The longest cycling day of our trip

The second day of our cycling trip was always going to be our longest day of cycling, but in truth we didn't know exactly how many miles we expected to cover. We were starting part-way along our planned route which would also take us into Newark on Trent rather than to our Farm Stay, which we knew was on the outskirts. We guestimated that this could be anywhere between thirty and anything more miles!

We had supplies though - remember that pie we bought in Melton Mowbray - and I'd commissioned MOH to make a flask of tea using the in-room tea and coffee making facilities. That it seemed gave him some trouble, when he dropped the spoon into the flask so cue lots of comedy moments and not much help from me!

 OUR ROUTE FOR DAY 2

OUR ROUTE FOR DAY 2

We paused for a last look at Scalford Hall as we cycled down the sweeping gravel drive, this time with fresh legs and it was no easier to be honest. It's a lovely looking place and the staff here couldn't do enough for us, and they all seemed to know we'd arrived by bike!

scalford hall hotel

The hotel is set in eight acres of landscaped gardens and they bill themselves as providing "a refreshing change from contemporary venues" and it certainly had more character (in a good way) than some of the modern and purpose-built hotels we've stayed in.

It was built around 1900 as a weekend hunting lodge by Major Mann Thompson, a close friend of Edward VIII and it's rumoured that the King would regularly visit with Mrs Simpson and it's where they conducted a large part of their scandalous courtship. The soon to abdicate King gave Major Thompson and ornate fireplace as a gift which still remains at Scalford Hall.

Later in 1944, Colonel Colman who sounds like a character straight of the Cluedo board, but is in fact a member of the family behind the famous mustard of the same name, bought the hall and lived here until his death in the late 1960s.

So quite a place.

We cycle back along the way we'd come yesterday and much to our delight we cycled back past the sheep, who were once again pleased to see us. This time we stopped and took some photos, this one is still making me smile as it's as if they're posing but in all probability they're just wondering where the food is.

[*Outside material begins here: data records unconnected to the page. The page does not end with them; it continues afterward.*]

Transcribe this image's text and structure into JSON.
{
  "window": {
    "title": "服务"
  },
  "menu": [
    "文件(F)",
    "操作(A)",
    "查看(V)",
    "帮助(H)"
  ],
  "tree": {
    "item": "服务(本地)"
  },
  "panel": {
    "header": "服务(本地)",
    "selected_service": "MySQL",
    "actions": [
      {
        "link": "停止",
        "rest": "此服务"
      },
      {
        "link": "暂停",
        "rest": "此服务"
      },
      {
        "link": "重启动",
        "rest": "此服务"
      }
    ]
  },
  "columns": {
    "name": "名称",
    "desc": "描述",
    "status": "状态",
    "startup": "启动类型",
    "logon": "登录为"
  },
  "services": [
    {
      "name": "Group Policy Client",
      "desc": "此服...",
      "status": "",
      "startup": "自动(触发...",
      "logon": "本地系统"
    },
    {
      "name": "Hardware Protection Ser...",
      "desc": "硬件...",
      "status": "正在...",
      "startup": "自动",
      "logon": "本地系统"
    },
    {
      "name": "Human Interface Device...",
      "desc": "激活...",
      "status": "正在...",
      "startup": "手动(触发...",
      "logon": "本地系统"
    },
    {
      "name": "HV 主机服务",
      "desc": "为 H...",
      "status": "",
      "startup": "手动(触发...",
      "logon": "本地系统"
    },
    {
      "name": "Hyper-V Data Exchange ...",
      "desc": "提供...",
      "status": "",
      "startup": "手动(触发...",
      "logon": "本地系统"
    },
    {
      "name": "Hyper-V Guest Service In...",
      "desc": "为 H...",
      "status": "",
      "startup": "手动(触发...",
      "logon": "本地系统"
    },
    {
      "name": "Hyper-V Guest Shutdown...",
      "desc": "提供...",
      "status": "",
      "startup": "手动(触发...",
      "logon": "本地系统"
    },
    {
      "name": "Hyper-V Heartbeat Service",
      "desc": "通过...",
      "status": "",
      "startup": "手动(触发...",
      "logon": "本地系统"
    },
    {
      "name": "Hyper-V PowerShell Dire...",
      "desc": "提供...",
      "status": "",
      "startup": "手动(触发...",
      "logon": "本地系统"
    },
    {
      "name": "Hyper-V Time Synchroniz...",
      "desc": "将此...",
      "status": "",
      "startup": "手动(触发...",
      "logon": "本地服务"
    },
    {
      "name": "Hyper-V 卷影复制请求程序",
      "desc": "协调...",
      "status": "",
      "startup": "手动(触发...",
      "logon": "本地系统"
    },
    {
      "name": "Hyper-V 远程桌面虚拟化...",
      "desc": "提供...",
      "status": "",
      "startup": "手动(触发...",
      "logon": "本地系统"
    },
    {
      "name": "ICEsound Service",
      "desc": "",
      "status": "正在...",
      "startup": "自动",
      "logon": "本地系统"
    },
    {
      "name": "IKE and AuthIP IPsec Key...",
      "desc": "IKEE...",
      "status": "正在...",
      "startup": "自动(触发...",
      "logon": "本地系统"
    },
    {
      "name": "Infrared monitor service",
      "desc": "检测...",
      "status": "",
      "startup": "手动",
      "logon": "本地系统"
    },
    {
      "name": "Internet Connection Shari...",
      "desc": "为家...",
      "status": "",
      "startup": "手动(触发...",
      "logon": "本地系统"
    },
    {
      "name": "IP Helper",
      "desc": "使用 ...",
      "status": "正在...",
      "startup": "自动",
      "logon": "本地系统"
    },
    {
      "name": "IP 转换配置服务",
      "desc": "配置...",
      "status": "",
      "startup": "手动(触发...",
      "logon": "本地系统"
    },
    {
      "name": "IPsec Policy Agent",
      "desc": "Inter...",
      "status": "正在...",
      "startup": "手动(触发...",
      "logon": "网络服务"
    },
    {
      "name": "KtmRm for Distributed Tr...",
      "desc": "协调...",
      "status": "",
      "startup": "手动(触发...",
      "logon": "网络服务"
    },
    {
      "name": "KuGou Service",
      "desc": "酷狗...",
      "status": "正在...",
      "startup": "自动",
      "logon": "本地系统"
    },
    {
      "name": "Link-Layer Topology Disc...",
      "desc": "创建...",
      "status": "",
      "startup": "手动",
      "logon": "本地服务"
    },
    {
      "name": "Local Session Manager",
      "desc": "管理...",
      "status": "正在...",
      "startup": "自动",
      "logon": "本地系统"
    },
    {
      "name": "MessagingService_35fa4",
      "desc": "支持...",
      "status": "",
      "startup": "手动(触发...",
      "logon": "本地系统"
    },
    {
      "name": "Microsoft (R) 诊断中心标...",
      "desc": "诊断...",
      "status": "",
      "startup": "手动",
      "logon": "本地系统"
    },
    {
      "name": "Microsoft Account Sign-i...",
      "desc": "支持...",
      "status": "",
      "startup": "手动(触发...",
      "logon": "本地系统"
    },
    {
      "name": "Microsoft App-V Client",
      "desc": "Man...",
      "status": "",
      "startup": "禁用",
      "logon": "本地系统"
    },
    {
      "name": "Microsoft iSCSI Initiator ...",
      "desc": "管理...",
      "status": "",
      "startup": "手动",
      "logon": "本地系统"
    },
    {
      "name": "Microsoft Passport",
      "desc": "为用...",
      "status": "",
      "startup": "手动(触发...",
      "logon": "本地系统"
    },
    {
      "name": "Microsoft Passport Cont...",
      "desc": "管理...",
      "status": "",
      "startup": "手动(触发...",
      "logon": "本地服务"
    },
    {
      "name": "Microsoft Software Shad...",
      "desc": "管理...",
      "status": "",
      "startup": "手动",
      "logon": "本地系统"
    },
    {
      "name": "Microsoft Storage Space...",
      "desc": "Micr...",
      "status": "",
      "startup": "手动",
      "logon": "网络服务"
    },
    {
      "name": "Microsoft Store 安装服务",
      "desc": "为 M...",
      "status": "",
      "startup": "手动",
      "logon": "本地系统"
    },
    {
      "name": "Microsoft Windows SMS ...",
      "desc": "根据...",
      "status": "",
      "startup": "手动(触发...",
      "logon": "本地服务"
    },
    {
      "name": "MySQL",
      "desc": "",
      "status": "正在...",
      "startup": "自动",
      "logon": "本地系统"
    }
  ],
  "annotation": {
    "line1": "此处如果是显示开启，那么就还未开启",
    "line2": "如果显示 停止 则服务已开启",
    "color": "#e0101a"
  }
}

our sheep escort

How can those faces not make you smile?

On the other side of us the horse wandered over, again no doubt to check out the food situation - and all of them were disappointed - there was no way I was sharing my pork pie, or treacle tart with these guys. The little pony was braver and got closer to us and proceeded to show us his best side, or so we thought...

horse in a field
pony side view
smiling pony

Just as I was putting the camera away I looked up and spotted this smile!

And while we could have spent much more time here being amused by these animals, we also had quite a distance to cover so we literally got on our bikes and headed off. There were the pretty villages again and soon we found ourselves back at the lock and the towpath. 

Our challenge was to find the disused railway line which would take us onwards to Newark on Trent Thankfully a jogger jogged past above us and we were able to spot where we should be. It was a misty and chilly day and our plan was to find a bench and tuck into our lunch and have a well deserved cup of tea.

bunny hole tunnel
Pork pie and a flask of tea
pork pie

The pie was just as good as we hoped it would be, and the restorative tea did it's job too and we were back on our way. 

The route was easy to follow - we were on National Cycle Route 64 - until the path was closed. Very closed. No pictures for some reason, I was clearly more concerned about navigating our way past the closed path. We headed off and along our favoured detour only to find ourselves on the edge of some major roadworks. With advice from the banksman we retraced our tracks and onto his suggested route - we realised we weren't far from the town when his directions included a large supermarket, so that was pleasing.

In the end we skirted around the closure and found our way back onto the cycle route and then by chance we were at Barmby Gate where we knew we needed to turn left. Quite vague directions but they worked and we cycled up over the A1, across a level crossing and onto our Farm Stay, where we were able to let ourselves in and have that all important first cup of tea!

Our route in the end was just shy of 35 miles (or 56 km) which is definitely my longest cycle ever (so far!) 

 

Next time: A look around our Farm Stay

Lizzie Somerset